(Beginning of Material provided)

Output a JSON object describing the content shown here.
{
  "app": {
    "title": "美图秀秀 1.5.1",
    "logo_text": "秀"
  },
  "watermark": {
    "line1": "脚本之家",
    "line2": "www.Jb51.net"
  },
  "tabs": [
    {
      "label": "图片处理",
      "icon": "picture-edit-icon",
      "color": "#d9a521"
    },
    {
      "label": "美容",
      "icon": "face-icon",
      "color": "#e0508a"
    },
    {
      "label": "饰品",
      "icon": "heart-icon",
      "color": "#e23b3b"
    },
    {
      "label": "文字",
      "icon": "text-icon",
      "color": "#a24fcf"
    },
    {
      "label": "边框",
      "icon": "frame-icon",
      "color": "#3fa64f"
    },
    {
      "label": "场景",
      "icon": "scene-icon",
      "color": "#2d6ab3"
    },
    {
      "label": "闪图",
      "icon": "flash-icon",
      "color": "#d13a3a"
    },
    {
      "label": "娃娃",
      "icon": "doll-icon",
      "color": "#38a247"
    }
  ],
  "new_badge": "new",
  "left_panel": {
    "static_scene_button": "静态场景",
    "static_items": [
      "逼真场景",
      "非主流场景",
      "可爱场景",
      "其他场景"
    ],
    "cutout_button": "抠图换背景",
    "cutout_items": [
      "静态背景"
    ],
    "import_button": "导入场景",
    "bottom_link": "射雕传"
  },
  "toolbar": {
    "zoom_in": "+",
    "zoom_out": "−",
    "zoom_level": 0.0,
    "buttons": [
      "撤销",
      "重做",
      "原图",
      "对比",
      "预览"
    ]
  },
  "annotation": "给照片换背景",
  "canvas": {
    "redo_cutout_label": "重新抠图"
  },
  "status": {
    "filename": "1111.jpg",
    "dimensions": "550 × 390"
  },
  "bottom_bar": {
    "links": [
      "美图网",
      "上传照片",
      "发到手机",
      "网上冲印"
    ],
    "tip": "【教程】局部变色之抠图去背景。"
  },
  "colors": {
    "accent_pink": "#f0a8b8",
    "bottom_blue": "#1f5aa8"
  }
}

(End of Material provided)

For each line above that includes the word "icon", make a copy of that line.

      "icon": "picture-edit-icon",
      "icon": "face-icon",
      "icon": "heart-icon",
      "icon": "text-icon",
      "icon": "frame-icon",
      "icon": "scene-icon",
      "icon": "flash-icon",
      "icon": "doll-icon",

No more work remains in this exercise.